Wyoming legislators support daylight saving bill
GILLETTE (WNE) – After years of debates in the Legislature, a bill to make daylight saving time permanent is on Gov. Mark Gordon’s desk awaiting his signature.
A year ago, a bill requiring at least four neighboring state legislatures to make the change, died in the Senate on a 15-15 vote. House Bill 44 passed this year's session, which ended a week ago.
The attitude changed in Wyoming because of Utah, he said about legislators passing House Bill 44.
The Utah Legislature recently passed a bill that supports making daylight saving time permanent. But for the measure to take effect in Wyoming and Utah, they would need Montana, Idaho and Colorado to pass the same law. The states would then have to petition the U.S. Secretary of Transportation’s office to officially make the change.
A federal proposal, the Daylight Act, was introduced in March 2019. It would permit states to make any changes they wish pertaining to how they observe daylight saving time, which they are now prohibited from doing without federal permission.
That measure is sitting in the House Subcommittee on Consumer Protection and Commerce.
Sen. Michael Von Flatern, R-Gillette, said while he was pleasantly surprised about this year’s outcome, it will need a lot of help before it would be implemented in the state.

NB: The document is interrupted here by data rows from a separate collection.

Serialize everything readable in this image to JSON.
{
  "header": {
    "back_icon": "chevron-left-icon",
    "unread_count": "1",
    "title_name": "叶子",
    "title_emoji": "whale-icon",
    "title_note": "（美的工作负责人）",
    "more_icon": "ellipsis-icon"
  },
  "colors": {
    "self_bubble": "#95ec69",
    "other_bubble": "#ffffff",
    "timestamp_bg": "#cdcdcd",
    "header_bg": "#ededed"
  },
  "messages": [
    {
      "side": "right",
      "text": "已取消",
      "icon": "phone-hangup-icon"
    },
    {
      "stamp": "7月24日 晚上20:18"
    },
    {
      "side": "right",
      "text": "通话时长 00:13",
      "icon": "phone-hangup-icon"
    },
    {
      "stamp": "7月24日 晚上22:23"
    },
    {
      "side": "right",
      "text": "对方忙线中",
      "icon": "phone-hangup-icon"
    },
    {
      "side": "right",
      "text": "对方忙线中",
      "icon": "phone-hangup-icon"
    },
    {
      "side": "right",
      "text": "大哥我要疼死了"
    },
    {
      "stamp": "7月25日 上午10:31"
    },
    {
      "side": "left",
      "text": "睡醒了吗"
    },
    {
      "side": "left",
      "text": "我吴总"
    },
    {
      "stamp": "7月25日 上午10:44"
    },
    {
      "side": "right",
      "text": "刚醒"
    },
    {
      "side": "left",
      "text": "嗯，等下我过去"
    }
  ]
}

Even if all the states agree “we still can’t do it until the feds change the law,” Von Flatern said.
Spring storm snaps some Jackson records
JACKSON (WNE) — Going into the weekend, the Jackson Hole valley floor had been melting out for weeks, and sunny days with above-average temperatures had zapped a once 17-inch-deep March snowpack down to just 6 inches.
A two-day snowstorm that set a few records along the way brought the snow depth in town right back to 17 inches.
“The average snowfall in the month of March in town is only 11 inches, and we got more than that in one day,” Jackson Hole meteorologist Jim Woodmencey said.
Volunteers monitoring the National Weather Service’s Jackson Climate Station located on the National Elk Refuge logged 12 inches of new snow that fell Saturday and another 7 inches Sunday. The snowpack had compressed by Monday, which explains why the total snow depth was measuring 17 inches.
It was an exceptionally wet snowstorm, too, with just over 2 inches of water coming down in town. For perspective, the average in-town precipitation during the entire month of March is just 1.23 inches. The Jackson Climate Station received nearly all of that amount — 1.15 inches of water — during the 24-hour period between Saturday and Sunday mornings.
Woodmencey wrote on his MountainWeather.com blog that the one-day blast of precipitation is the second most ever recorded in town during the month of March in 24 hours, behind only March 3, 1995, when 1.80 inches of water fell into the station’s gauge.
The behemoth storm system, which coincided with the coronavirus-driven closure of Teton County’s three ski areas, stretched from the Pacific Ocean all the way to the Continental Divide. Resorts in the Lake Tahoe area got over 30 inches of snow — as did Jackson Hole Mountain Resort’s Rendezvous Bowl.
Evanston Regional Hospital named top-100 rural hospital
EVANSTON (WNE) — Evanston Regional Hospital (ERH) has the honor of being named one of the 2020 Top 100 Rural and Community hospitals in the U.S. by the Chartis Center for Rural Health.
This annual award honoring rural hospital performance is determined by the results of iVantage Health Analytics’ Hospital Strength Index.
“Two years ago we made the top 250, so we’ve worked hard to make improvements,” Evanston Regional Hospital CEO Cheri Willard told the Herald, “and this year we have been rewarded by being in the top 100. I think the excellent caliber of our physicians and the great staff we have has been some of our greatest improvements.”
The index is the industry’s most comprehensive and objective assessment of rural hospital performance, Willard said.
Utilizing 50 independent indicators, the index assesses performance across eight pillars of performance that span market, value and finance-based categories. Hospitals recognized as a top-100 facility had one of the 100 highest overall scores among all rural and community hospitals nationally.
ERH is the only hospital recognized by the Chartis Center for Rural Health in southwest Wyoming. Other Wyoming hospitals recognized include Ivinson Memorial Hospital in Laramie, Sagewest Health Care in Riverton, Sheridan Memorial Hospital in Sheridan, and St. Johns Medical Center in Jackson.